Anyway....tidbits. You can use a 60cc syringe to empty contents from a JP drain! the luer lock end of the syringe screws on the opening of the JP and VOILA! Remove the contents without making a mess!
As for that tidbit...thanks! I never knew that. I just always squeeze the contents of the JP into a cup and hope I don't make a mess....
1Oct 4, '12 by armyicurn, BSNIf you are running pressor gtts or propofol/versed/fentanyl, always make sure you have plenty left in the bag. I had a couple of times where a colleague gave report and stated that there was plenty of juice in the bag. From now on, when I take pt's from that "colleague," we do a full 200% hands on and visual inspection during hand off. If I find a bag running low, I make them order a new one before they go home.

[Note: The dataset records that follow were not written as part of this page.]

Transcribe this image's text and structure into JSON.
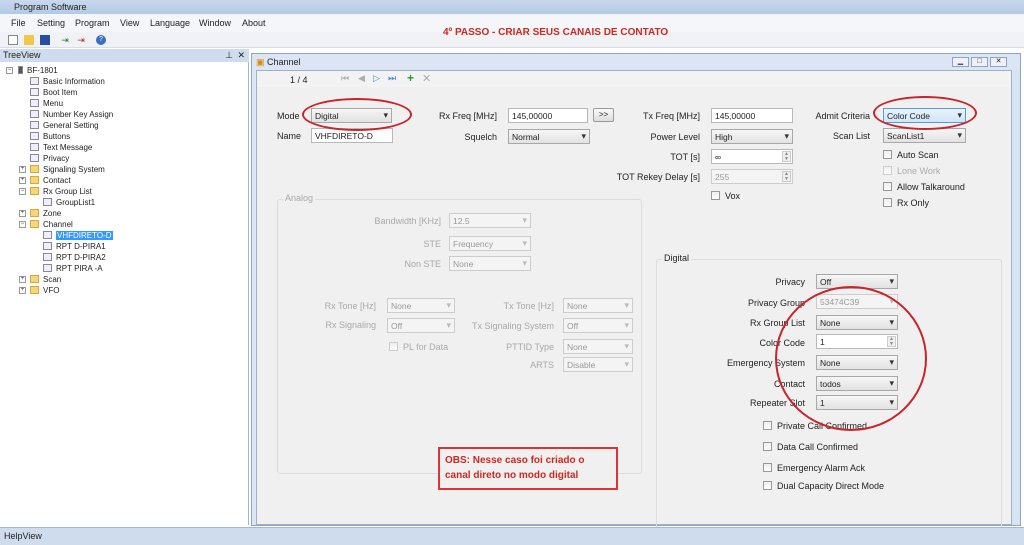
{
  "app": {
    "title": "Program Software"
  },
  "menu": [
    "File",
    "Setting",
    "Program",
    "View",
    "Language",
    "Window",
    "About"
  ],
  "toolbar_icons": [
    "new-file-icon",
    "open-folder-icon",
    "save-icon",
    "read-radio-icon",
    "write-radio-icon",
    "help-icon"
  ],
  "annotation": {
    "step": "4º PASSO - CRIAR SEUS CANAIS DE CONTATO",
    "obs": "OBS: Nesse caso foi criado o canal direto no modo digital",
    "color": "#d0271e"
  },
  "tree": {
    "title": "TreeView",
    "root": "BF-1801",
    "items": [
      "Basic Information",
      "Boot Item",
      "Menu",
      "Number Key Assign",
      "General Setting",
      "Buttons",
      "Text Message",
      "Privacy",
      "Signaling System",
      "Contact",
      "Rx Group List",
      "GroupList1",
      "Zone",
      "Channel",
      "VHFDIRETO-D",
      "RPT D-PIRA1",
      "RPT D-PIRA2",
      "RPT PIRA -A",
      "Scan",
      "VFO"
    ]
  },
  "window": {
    "title": "Channel",
    "page": "1 / 4"
  },
  "form": {
    "mode": {
      "label": "Mode",
      "value": "Digital"
    },
    "name": {
      "label": "Name",
      "value": "VHFDIRETO-D"
    },
    "rx_freq": {
      "label": "Rx Freq [MHz]",
      "value": "145,00000",
      "copy": ">>"
    },
    "squelch": {
      "label": "Squelch",
      "value": "Normal"
    },
    "tx_freq": {
      "label": "Tx Freq [MHz]",
      "value": "145,00000"
    },
    "power": {
      "label": "Power Level",
      "value": "High"
    },
    "tot": {
      "label": "TOT [s]",
      "value": "∞"
    },
    "tot_rekey": {
      "label": "TOT Rekey Delay [s]",
      "value": "255"
    },
    "vox": "Vox",
    "admit": {
      "label": "Admit Criteria",
      "value": "Color Code"
    },
    "scan_list": {
      "label": "Scan List",
      "value": "ScanList1"
    },
    "auto_scan": "Auto Scan",
    "lone_work": "Lone Work",
    "talkaround": "Allow Talkaround",
    "rx_only": "Rx Only"
  },
  "analog": {
    "title": "Analog",
    "bandwidth": {
      "label": "Bandwidth [KHz]",
      "value": "12.5"
    },
    "ste": {
      "label": "STE",
      "value": "Frequency"
    },
    "non_ste": {
      "label": "Non STE",
      "value": "None"
    },
    "rx_tone": {
      "label": "Rx Tone [Hz]",
      "value": "None"
    },
    "tx_tone": {
      "label": "Tx Tone [Hz]",
      "value": "None"
    },
    "rx_sig": {
      "label": "Rx Signaling",
      "value": "Off"
    },
    "tx_sig": {
      "label": "Tx Signaling System",
      "value": "Off"
    },
    "pl_data": "PL for Data",
    "pttid": {
      "label": "PTTID Type",
      "value": "None"
    },
    "arts": {
      "label": "ARTS",
      "value": "Disable"
    }
  },
  "digital": {
    "title": "Digital",
    "privacy": {
      "label": "Privacy",
      "value": "Off"
    },
    "privacy_group": {
      "label": "Privacy Group",
      "value": "53474C39"
    },
    "rx_group": {
      "label": "Rx Group List",
      "value": "None"
    },
    "color_code": {
      "label": "Color Code",
      "value": "1"
    },
    "emergency": {
      "label": "Emergency System",
      "value": "None"
    },
    "contact": {
      "label": "Contact",
      "value": "todos"
    },
    "slot": {
      "label": "Repeater Slot",
      "value": "1"
    },
    "checks": [
      "Private Call Confirmed",
      "Data Call Confirmed",
      "Emergency Alarm Ack",
      "Dual Capacity Direct Mode"
    ]
  },
  "helpview": "HelpView"
}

0Oct 5, '12 by turnforthenurseRN, BSNQuote from armyicurnAnd if you work in a place that doesn't have a 24hour pharmacy and you do not carry the drip in your Pyxis/Omnicell or whatever, make sure you check first and tell pharmacy or your supervisor ahead of time...don't wait until the bag is nearly empty!If you are running pressor gtts or propofol/versed/fentanyl, always make sure you have plenty left in the bag. I had a couple of times where a colleague gave report and stated that there was plenty of juice in the bag. From now on, when I take pt's from that "colleague," we do a full 200% hands on and visual inspection during hand off. If I find a bag running low, I make them order a new one before they go home.
1Oct 7, '12 by MullyQuote from armyicurnI'm with you there. Except for insulin, since 45mls of it might look like it's about empty but that could easily last the whole shift depending on the rate.If you are running pressor gtts or propofol/versed/fentanyl, always make sure you have plenty left in the bag. I had a couple of times where a colleague gave report and stated that there was plenty of juice in the bag. From now on, when I take pt's from that "colleague," we do a full 200% hands on and visual inspection during hand off. If I find a bag running low, I make them order a new one before they go home.
0Oct 10, '12 by SaylindGood tidbits. Like someone stated earlier urine output is very important. Huge indicator in cardiac output and fluid status for open heart patients.
Another piece I've learned that when you program your IV pumps double check your rate and volume to infuse. Also know your doses of IV meds before you talk to the doc, not just the cc's. My docs hate when some nurses tell them cc's and not dose.